One day, as I was going through the many newsletters on the book industry in my inbox, I happened upon a Publisher’s Weekly newsletter that mentioned the title, Why Is the Penis Shaped Like That. I thought that whoever crafted the newsletter placed that title in it by mistake but my curiosity was aroused and I just had to click on the link to find out more (see below for a link to the PW interview).
It turns out that the provocative title is for a book by Jesse Bering, an evolutionary psychologist and columnist for Scientific American and Slate magazines. Bering had decided to compile the essays he wrote for the magazines into a book and title it Why Is the Penis Shaped Like That?… And Other Reflections on Being Human.
You have to admit that it is a very eye-catching title. So eye-catching in fact that whenever I read it on the train, I am thrown inquiring looks by my fellow travelers. I remember on one occasion when the man sitting next to me glanced at my book, double-glanced, stared fixedly at the cover, and then looked away in disgust. I guess he thought I was reading a racy novel (a la Fifty Shades of Grey) and failed to read the second part of the title.
Another time while on the train, the guy sitting beside me glanced up from his book, briefly, to check out what I was reading (I had just whipped out my book with a flourish). He kept looking from the cover to my face over and over again as if shocked and seemed to want to make a comment but unfortunately, his stop arrived before his nerves could take hold.
Despite these glances, I refused to seek an alternative cover for my book or read it on an electronic device. I take pride in what I read and I like to show off.
Though the initial title gives way for many possibilities to develop of what might be discussed in the book, people should pay more attention to the secondary title. Yes, taboo subjects are touched on and Bering does reveal why the penis is long with the male’s precious “family jewels” hanging, unprotected, outside the body cavity, but Bering also delves into topics that provoke the mind to thoughts on evolution and just how much human beings are influenced by their ancestors…..and apes.

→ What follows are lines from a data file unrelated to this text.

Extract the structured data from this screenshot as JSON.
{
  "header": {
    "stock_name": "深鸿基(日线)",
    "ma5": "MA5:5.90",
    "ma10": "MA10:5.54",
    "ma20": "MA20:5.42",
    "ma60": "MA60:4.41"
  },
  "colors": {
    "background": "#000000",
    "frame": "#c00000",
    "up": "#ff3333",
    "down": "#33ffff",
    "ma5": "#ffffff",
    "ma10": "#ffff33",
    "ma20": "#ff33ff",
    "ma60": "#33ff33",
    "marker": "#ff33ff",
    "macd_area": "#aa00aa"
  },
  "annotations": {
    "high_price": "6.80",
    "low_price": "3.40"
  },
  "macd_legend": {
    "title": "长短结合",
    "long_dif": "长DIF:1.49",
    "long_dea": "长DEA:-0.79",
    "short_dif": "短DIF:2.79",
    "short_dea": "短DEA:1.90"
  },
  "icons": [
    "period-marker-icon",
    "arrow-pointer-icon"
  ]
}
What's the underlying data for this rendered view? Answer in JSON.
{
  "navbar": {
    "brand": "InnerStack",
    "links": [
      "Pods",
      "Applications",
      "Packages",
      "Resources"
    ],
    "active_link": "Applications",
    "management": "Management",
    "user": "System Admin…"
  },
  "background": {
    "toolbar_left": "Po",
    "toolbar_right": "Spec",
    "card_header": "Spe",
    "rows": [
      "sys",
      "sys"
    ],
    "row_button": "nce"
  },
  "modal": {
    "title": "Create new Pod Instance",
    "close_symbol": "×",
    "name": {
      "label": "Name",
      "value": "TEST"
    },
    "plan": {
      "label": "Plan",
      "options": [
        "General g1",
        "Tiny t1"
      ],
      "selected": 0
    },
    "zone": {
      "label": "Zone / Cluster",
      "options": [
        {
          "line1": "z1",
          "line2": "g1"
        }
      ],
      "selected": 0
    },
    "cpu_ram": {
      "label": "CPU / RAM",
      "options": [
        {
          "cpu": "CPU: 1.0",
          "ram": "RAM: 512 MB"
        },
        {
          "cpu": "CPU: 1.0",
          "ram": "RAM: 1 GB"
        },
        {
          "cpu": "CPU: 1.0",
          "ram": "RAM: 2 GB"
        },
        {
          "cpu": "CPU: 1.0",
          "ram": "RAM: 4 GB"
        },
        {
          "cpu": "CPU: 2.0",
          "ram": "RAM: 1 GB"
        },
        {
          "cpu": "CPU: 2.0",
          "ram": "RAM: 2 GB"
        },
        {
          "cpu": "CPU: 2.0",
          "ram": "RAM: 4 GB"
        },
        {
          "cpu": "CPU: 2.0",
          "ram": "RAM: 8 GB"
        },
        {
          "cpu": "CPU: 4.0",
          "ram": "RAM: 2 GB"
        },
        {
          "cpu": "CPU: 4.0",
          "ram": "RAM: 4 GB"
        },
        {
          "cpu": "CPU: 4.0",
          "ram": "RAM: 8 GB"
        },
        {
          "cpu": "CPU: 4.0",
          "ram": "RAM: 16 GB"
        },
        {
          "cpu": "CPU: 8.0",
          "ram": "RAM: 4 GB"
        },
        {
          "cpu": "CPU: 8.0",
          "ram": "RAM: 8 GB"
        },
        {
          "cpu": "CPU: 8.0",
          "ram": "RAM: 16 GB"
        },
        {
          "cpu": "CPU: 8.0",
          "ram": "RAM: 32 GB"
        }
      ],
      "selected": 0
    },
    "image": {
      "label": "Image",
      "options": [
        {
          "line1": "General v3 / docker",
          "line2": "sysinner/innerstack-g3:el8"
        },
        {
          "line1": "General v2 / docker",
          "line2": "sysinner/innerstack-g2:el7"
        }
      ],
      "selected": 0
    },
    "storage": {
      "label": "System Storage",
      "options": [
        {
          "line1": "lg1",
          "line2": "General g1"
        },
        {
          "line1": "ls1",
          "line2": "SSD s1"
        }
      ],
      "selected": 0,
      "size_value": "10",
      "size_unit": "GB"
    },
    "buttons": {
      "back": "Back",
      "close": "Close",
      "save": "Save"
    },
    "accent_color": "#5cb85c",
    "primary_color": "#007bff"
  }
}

Although scientific theories are discussed, Bering breaks them down easily so that a layperson, such as myself, with minimal background in science/biology can easily understand what is being discussed. This book is far from boring. Bering had me laughing throughout. He tends to end his chapters on a comical, but thoughtful note. I kept clicking on my Facebook app while reading to update my status with funny tidbits from the book to share with my friends (now they want to read it).
Why Is the Penis Shaped Like That is organized into 8 parts, with each part consisting of 4 – 5 essays that discuss the heading topic of the section. The topics range from anatomy to cannibalism to sexual orientation to suicide. In all essays, Bering presents an evolutionary psychological analysis of the topic using noted research, experiments, and data collected by scientists in the field. Sometimes Bering alludes to his experiences in the discussions, mostly for comedic effect.

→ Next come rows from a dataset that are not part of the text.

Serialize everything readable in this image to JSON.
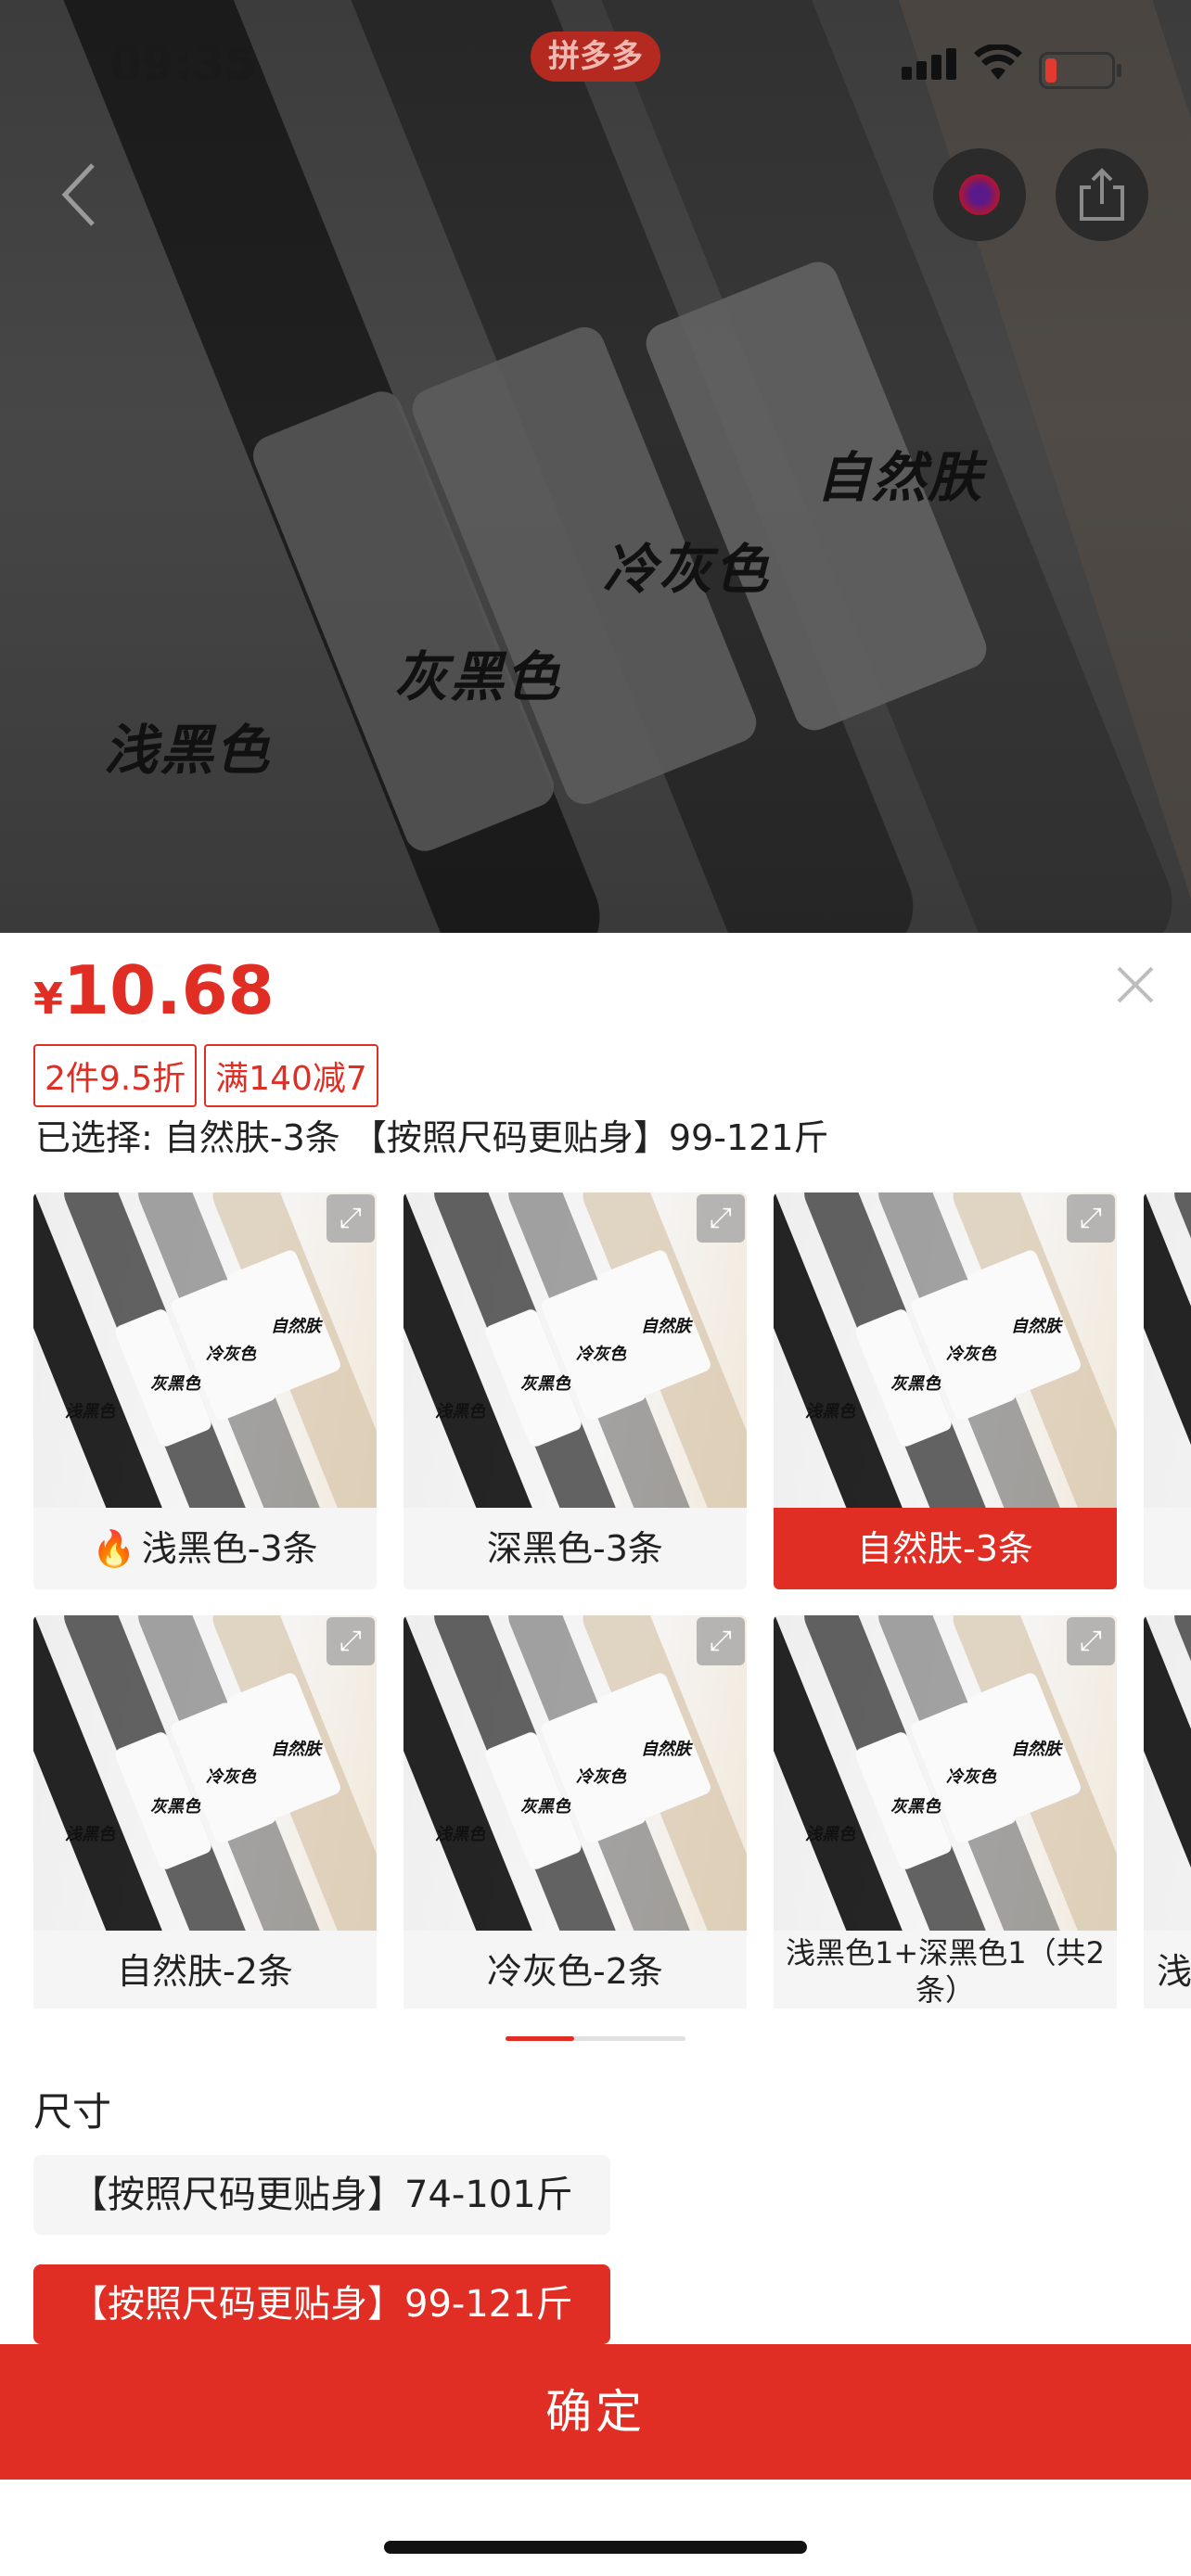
{
  "status": {
    "time": "09:35",
    "app_badge": "拼多多"
  },
  "hero": {
    "labels": [
      "浅黑色",
      "灰黑色",
      "冷灰色",
      "自然肤"
    ]
  },
  "nav": {
    "back_icon": "chevron-left-icon",
    "fav_icon": "heart-icon",
    "share_icon": "share-icon"
  },
  "sheet": {
    "currency": "¥",
    "price": "10.68",
    "promos": [
      "2件9.5折",
      "满140减7"
    ],
    "selected_text": "已选择: 自然肤-3条 【按照尺码更贴身】99-121斤",
    "variants": [
      {
        "label": "浅黑色-3条",
        "hot": true,
        "selected": false
      },
      {
        "label": "深黑色-3条",
        "hot": false,
        "selected": false
      },
      {
        "label": "自然肤-3条",
        "hot": false,
        "selected": true
      },
      {
        "label": "自然肤-2条",
        "hot": false,
        "selected": false
      },
      {
        "label": "冷灰色-2条",
        "hot": false,
        "selected": false
      },
      {
        "label": "浅黑色1+深黑色1（共2条）",
        "hot": false,
        "selected": false
      }
    ],
    "thumb_words": [
      "浅黑色",
      "灰黑色",
      "冷灰色",
      "自然肤"
    ],
    "partial_label": "浅",
    "size_title": "尺寸",
    "sizes": [
      {
        "label": "【按照尺码更贴身】74-101斤",
        "selected": false
      },
      {
        "label": "【按照尺码更贴身】99-121斤",
        "selected": true
      }
    ],
    "confirm_label": "确定",
    "close_icon": "close-icon",
    "accent_color": "#e02e24"
  }
}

If you are looking for a thought-provoking read, and are not afraid of taboo subjects, then this is for you.
Essays that I enjoyed, not so much for the topic but for what I learned, were:

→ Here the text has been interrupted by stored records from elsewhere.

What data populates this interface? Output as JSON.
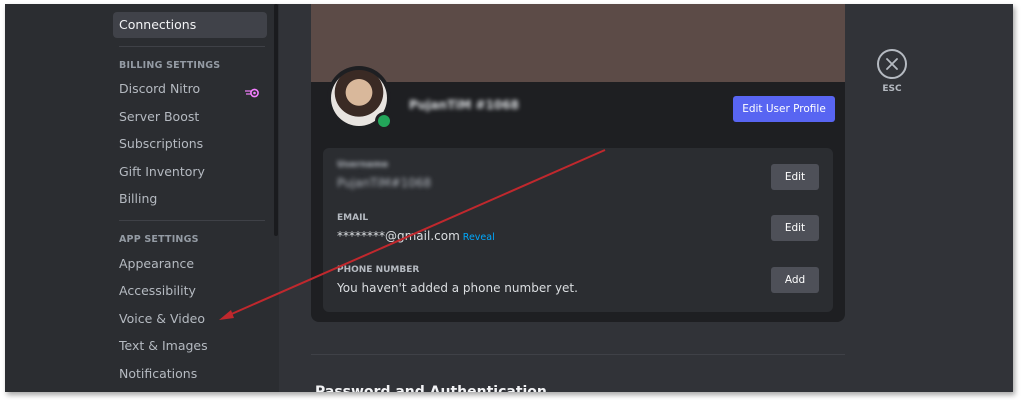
{
  "sidebar": {
    "top_item": "Connections",
    "billing_header": "BILLING SETTINGS",
    "billing_items": [
      "Discord Nitro",
      "Server Boost",
      "Subscriptions",
      "Gift Inventory",
      "Billing"
    ],
    "app_header": "APP SETTINGS",
    "app_items": [
      "Appearance",
      "Accessibility",
      "Voice & Video",
      "Text & Images",
      "Notifications"
    ]
  },
  "profile": {
    "username_blurred": "PujanTiM #1068",
    "edit_profile_label": "Edit User Profile"
  },
  "account_info": {
    "username_label_blurred": "Username",
    "username_value_blurred": "PujanTiM#1068",
    "username_button": "Edit",
    "email_label": "EMAIL",
    "email_value": "********@gmail.com",
    "email_reveal": "Reveal",
    "email_button": "Edit",
    "phone_label": "PHONE NUMBER",
    "phone_value": "You haven't added a phone number yet.",
    "phone_button": "Add"
  },
  "next_section": {
    "heading": "Password and Authentication"
  },
  "close": {
    "label": "ESC",
    "icon": "close-icon"
  },
  "colors": {
    "accent": "#5865f2",
    "annotation_arrow": "#c0282d",
    "online_status": "#23a55a"
  }
}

- ‘Why Is the Penis Shaped Like That? The Extended Cut’
- ‘The Hair Down There: What Human Pubic Hair Has in Common with Gorilla Fur’
- ‘Lascivious Zombies: Sex, Sleepwalking, Nocturnal Genitals – and You’
- ‘Asexuals Among Us’
- ‘Darwin’s Mystery Theatre Presents…The Case of the Female Orgasm’
- ‘Top Scientists Get to the Bottom of Gay Male Sex Role Preferences’
- ‘God’s Little Rabbits: Believers Outreproduce Nonbelievers by a Landslide’
- ‘The Rat That Wouldn’t Stop Laughing: Joy and Mirth in the Animal Kingdom’
- Ask Jesse Bering Anything: Why Is The Penis Shaped Like That? (andrewsullivan.thedailybeast.com)
- Why Is the Penis Shaped Like That? PW Talks with Jesse Bering (publishersweekly.com)
- Why Is the Penis Shaped Like That? by Jesse Bering: review (telegraph.co.uk)